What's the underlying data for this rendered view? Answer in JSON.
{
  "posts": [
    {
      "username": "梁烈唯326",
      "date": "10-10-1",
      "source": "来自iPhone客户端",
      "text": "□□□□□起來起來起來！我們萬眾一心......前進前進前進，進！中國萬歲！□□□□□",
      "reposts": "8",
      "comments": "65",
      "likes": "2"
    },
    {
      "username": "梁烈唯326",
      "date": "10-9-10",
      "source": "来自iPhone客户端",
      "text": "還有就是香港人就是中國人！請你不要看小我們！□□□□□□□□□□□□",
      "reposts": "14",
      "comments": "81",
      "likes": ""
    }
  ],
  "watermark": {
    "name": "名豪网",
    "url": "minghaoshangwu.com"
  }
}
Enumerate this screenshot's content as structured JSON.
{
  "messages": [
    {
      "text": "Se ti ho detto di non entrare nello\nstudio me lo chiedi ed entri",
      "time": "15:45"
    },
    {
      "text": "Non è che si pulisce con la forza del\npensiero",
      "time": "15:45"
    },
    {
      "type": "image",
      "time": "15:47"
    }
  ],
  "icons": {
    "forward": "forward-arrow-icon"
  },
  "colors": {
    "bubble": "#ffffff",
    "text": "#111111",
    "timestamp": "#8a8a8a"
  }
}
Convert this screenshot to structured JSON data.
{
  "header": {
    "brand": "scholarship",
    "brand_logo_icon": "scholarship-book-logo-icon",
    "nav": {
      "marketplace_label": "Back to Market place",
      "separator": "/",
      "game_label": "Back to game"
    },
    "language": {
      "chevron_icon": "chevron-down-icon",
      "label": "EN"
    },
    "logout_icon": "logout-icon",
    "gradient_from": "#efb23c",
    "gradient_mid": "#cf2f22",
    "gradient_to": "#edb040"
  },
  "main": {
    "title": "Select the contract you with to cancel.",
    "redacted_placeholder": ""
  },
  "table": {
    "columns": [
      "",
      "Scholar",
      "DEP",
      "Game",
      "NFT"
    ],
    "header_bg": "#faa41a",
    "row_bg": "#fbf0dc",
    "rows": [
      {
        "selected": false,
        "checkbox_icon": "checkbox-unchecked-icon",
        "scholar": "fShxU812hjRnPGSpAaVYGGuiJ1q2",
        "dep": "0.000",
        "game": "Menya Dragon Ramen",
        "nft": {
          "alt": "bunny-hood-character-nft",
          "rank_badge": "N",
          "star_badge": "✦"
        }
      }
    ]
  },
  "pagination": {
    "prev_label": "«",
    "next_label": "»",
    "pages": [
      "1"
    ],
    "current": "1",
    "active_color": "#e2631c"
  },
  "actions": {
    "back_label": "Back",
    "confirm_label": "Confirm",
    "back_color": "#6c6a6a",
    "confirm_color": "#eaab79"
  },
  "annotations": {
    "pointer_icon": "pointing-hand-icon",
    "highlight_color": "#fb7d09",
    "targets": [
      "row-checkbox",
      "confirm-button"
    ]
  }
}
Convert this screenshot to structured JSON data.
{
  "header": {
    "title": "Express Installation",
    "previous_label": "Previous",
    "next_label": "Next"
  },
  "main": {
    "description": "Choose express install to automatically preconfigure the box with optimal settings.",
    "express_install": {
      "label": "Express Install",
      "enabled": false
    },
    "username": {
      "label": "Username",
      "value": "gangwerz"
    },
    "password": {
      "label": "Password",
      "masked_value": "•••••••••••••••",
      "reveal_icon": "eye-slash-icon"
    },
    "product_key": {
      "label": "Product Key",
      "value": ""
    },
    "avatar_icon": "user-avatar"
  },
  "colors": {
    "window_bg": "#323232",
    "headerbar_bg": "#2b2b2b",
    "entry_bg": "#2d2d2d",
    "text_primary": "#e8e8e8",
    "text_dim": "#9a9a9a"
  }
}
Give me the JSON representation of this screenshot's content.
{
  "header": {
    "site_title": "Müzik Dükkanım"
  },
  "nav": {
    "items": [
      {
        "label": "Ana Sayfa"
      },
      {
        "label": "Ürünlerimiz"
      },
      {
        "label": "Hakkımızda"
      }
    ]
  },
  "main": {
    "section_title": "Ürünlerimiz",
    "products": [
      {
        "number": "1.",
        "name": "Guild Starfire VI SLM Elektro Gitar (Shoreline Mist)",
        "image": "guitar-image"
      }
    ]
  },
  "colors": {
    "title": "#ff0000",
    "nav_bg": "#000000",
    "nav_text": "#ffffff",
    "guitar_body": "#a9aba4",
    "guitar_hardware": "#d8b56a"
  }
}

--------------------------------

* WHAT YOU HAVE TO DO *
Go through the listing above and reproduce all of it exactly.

* REPLY *
What's the underlying data for this rendered view? Answer in JSON.
{
  "posts": [
    {
      "username": "梁烈唯326",
      "date": "10-10-1",
      "source": "来自iPhone客户端",
      "text": "□□□□□起來起來起來！我們萬眾一心......前進前進前進，進！中國萬歲！□□□□□",
      "reposts": "8",
      "comments": "65",
      "likes": "2"
    },
    {
      "username": "梁烈唯326",
      "date": "10-9-10",
      "source": "来自iPhone客户端",
      "text": "還有就是香港人就是中國人！請你不要看小我們！□□□□□□□□□□□□",
      "reposts": "14",
      "comments": "81",
      "likes": ""
    }
  ],
  "watermark": {
    "name": "名豪网",
    "url": "minghaoshangwu.com"
  }
}
Enumerate this screenshot's content as structured JSON.
{
  "messages": [
    {
      "text": "Se ti ho detto di non entrare nello\nstudio me lo chiedi ed entri",
      "time": "15:45"
    },
    {
      "text": "Non è che si pulisce con la forza del\npensiero",
      "time": "15:45"
    },
    {
      "type": "image",
      "time": "15:47"
    }
  ],
  "icons": {
    "forward": "forward-arrow-icon"
  },
  "colors": {
    "bubble": "#ffffff",
    "text": "#111111",
    "timestamp": "#8a8a8a"
  }
}
Convert this screenshot to structured JSON data.
{
  "header": {
    "brand": "scholarship",
    "brand_logo_icon": "scholarship-book-logo-icon",
    "nav": {
      "marketplace_label": "Back to Market place",
      "separator": "/",
      "game_label": "Back to game"
    },
    "language": {
      "chevron_icon": "chevron-down-icon",
      "label": "EN"
    },
    "logout_icon": "logout-icon",
    "gradient_from": "#efb23c",
    "gradient_mid": "#cf2f22",
    "gradient_to": "#edb040"
  },
  "main": {
    "title": "Select the contract you with to cancel.",
    "redacted_placeholder": ""
  },
  "table": {
    "columns": [
      "",
      "Scholar",
      "DEP",
      "Game",
      "NFT"
    ],
    "header_bg": "#faa41a",
    "row_bg": "#fbf0dc",
    "rows": [
      {
        "selected": false,
        "checkbox_icon": "checkbox-unchecked-icon",
        "scholar": "fShxU812hjRnPGSpAaVYGGuiJ1q2",
        "dep": "0.000",
        "game": "Menya Dragon Ramen",
        "nft": {
          "alt": "bunny-hood-character-nft",
          "rank_badge": "N",
          "star_badge": "✦"
        }
      }
    ]
  },
  "pagination": {
    "prev_label": "«",
    "next_label": "»",
    "pages": [
      "1"
    ],
    "current": "1",
    "active_color": "#e2631c"
  },
  "actions": {
    "back_label": "Back",
    "confirm_label": "Confirm",
    "back_color": "#6c6a6a",
    "confirm_color": "#eaab79"
  },
  "annotations": {
    "pointer_icon": "pointing-hand-icon",
    "highlight_color": "#fb7d09",
    "targets": [
      "row-checkbox",
      "confirm-button"
    ]
  }
}
Convert this screenshot to structured JSON data.
{
  "header": {
    "title": "Express Installation",
    "previous_label": "Previous",
    "next_label": "Next"
  },
  "main": {
    "description": "Choose express install to automatically preconfigure the box with optimal settings.",
    "express_install": {
      "label": "Express Install",
      "enabled": false
    },
    "username": {
      "label": "Username",
      "value": "gangwerz"
    },
    "password": {
      "label": "Password",
      "masked_value": "•••••••••••••••",
      "reveal_icon": "eye-slash-icon"
    },
    "product_key": {
      "label": "Product Key",
      "value": ""
    },
    "avatar_icon": "user-avatar"
  },
  "colors": {
    "window_bg": "#323232",
    "headerbar_bg": "#2b2b2b",
    "entry_bg": "#2d2d2d",
    "text_primary": "#e8e8e8",
    "text_dim": "#9a9a9a"
  }
}
Give me the JSON representation of this screenshot's content.
{
  "header": {
    "site_title": "Müzik Dükkanım"
  },
  "nav": {
    "items": [
      {
        "label": "Ana Sayfa"
      },
      {
        "label": "Ürünlerimiz"
      },
      {
        "label": "Hakkımızda"
      }
    ]
  },
  "main": {
    "section_title": "Ürünlerimiz",
    "products": [
      {
        "number": "1.",
        "name": "Guild Starfire VI SLM Elektro Gitar (Shoreline Mist)",
        "image": "guitar-image"
      }
    ]
  },
  "colors": {
    "title": "#ff0000",
    "nav_bg": "#000000",
    "nav_text": "#ffffff",
    "guitar_body": "#a9aba4",
    "guitar_hardware": "#d8b56a"
  }
}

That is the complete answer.